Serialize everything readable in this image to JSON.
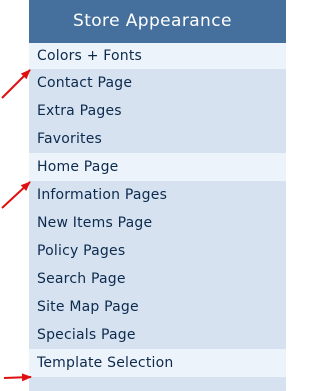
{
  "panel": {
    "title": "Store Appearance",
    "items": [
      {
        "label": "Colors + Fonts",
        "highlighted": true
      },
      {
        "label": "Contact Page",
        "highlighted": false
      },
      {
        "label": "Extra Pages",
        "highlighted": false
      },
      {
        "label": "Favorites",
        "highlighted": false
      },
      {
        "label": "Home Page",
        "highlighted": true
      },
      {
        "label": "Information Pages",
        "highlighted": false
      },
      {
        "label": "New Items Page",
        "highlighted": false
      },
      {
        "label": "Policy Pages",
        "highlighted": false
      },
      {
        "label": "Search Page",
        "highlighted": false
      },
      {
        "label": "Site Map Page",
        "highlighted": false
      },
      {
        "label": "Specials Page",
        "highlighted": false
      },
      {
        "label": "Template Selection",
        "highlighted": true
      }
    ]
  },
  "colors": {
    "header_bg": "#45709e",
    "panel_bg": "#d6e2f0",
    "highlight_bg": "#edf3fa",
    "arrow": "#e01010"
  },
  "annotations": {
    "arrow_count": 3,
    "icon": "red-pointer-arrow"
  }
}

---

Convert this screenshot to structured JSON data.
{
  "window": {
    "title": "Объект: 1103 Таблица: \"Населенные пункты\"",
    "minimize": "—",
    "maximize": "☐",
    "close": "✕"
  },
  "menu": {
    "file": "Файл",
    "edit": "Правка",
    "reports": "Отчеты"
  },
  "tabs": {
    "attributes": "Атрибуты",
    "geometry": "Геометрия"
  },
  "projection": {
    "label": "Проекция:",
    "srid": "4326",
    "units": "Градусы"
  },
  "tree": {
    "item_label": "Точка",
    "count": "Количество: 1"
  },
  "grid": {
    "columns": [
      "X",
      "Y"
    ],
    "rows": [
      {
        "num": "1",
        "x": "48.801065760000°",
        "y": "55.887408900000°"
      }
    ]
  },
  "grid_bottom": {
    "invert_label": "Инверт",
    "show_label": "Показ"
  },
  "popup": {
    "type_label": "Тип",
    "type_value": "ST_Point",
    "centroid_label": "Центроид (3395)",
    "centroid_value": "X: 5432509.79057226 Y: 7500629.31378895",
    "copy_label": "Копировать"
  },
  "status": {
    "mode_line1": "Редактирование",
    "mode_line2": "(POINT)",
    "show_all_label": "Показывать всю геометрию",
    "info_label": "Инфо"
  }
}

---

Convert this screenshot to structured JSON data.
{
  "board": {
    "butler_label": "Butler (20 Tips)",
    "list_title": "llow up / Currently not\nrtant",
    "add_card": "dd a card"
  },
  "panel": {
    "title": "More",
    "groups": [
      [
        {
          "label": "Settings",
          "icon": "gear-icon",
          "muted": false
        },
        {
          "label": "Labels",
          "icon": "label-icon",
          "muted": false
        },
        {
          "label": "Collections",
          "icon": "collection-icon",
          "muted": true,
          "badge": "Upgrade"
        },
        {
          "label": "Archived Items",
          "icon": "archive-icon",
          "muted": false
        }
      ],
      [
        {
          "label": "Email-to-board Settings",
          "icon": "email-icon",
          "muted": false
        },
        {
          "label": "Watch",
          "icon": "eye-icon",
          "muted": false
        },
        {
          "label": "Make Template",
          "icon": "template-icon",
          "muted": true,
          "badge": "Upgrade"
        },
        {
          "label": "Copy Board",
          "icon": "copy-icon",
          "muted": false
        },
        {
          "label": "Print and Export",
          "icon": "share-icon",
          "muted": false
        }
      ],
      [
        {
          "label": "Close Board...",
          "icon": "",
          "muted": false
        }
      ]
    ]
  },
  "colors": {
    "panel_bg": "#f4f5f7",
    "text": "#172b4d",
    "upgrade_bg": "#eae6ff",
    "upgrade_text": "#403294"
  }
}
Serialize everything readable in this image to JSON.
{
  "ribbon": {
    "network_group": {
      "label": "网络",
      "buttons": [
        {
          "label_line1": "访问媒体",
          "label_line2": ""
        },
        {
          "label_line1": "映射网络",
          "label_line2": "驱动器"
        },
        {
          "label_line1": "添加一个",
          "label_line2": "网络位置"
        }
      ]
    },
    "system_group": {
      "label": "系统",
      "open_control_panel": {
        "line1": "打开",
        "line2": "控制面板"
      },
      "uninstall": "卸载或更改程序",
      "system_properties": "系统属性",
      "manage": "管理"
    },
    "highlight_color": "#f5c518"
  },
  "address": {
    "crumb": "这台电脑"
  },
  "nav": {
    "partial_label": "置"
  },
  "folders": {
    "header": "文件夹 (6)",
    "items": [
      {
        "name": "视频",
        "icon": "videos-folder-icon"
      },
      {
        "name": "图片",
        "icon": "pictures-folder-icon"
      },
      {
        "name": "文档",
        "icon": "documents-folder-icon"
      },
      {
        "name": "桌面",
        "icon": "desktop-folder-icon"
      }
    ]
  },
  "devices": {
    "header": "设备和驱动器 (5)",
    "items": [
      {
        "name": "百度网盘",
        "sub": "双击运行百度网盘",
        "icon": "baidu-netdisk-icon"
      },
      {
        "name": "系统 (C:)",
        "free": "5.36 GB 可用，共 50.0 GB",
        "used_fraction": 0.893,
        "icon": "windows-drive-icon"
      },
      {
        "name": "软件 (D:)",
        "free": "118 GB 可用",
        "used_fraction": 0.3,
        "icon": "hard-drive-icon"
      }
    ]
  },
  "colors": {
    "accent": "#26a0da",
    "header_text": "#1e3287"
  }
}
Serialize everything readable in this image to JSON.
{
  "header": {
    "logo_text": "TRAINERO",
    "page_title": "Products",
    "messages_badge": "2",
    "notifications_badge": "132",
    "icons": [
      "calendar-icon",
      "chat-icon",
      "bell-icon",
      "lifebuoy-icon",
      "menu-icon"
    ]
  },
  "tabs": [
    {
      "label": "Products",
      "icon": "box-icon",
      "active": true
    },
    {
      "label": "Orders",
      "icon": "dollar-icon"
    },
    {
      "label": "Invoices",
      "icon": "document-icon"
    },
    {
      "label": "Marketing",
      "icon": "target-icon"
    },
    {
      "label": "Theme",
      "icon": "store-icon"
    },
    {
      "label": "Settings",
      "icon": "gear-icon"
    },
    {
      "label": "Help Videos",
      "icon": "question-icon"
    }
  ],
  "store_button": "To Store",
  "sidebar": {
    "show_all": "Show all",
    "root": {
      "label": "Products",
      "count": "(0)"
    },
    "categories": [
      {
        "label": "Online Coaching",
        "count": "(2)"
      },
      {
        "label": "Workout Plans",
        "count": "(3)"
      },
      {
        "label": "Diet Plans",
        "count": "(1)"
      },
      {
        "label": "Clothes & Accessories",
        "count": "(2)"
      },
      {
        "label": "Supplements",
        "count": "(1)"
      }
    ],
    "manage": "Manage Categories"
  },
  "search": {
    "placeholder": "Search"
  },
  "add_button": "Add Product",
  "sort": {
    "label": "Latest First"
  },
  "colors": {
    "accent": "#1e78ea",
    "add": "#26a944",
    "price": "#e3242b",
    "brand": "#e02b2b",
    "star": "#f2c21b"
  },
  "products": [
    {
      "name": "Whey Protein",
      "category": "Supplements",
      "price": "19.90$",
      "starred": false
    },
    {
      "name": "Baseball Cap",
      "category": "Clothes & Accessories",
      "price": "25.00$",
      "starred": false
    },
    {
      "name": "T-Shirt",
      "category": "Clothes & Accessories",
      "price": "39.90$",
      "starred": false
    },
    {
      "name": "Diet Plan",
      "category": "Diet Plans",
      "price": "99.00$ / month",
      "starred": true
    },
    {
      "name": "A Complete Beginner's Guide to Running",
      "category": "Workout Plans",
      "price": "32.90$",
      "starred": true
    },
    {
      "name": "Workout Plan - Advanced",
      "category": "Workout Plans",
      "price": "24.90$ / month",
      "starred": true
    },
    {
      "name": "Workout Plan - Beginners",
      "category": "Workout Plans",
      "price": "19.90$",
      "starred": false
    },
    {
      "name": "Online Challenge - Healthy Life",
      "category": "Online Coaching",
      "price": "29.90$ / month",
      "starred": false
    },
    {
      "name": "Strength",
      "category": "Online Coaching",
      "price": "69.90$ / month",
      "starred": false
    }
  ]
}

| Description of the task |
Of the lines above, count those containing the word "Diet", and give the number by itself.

| Finished task |
3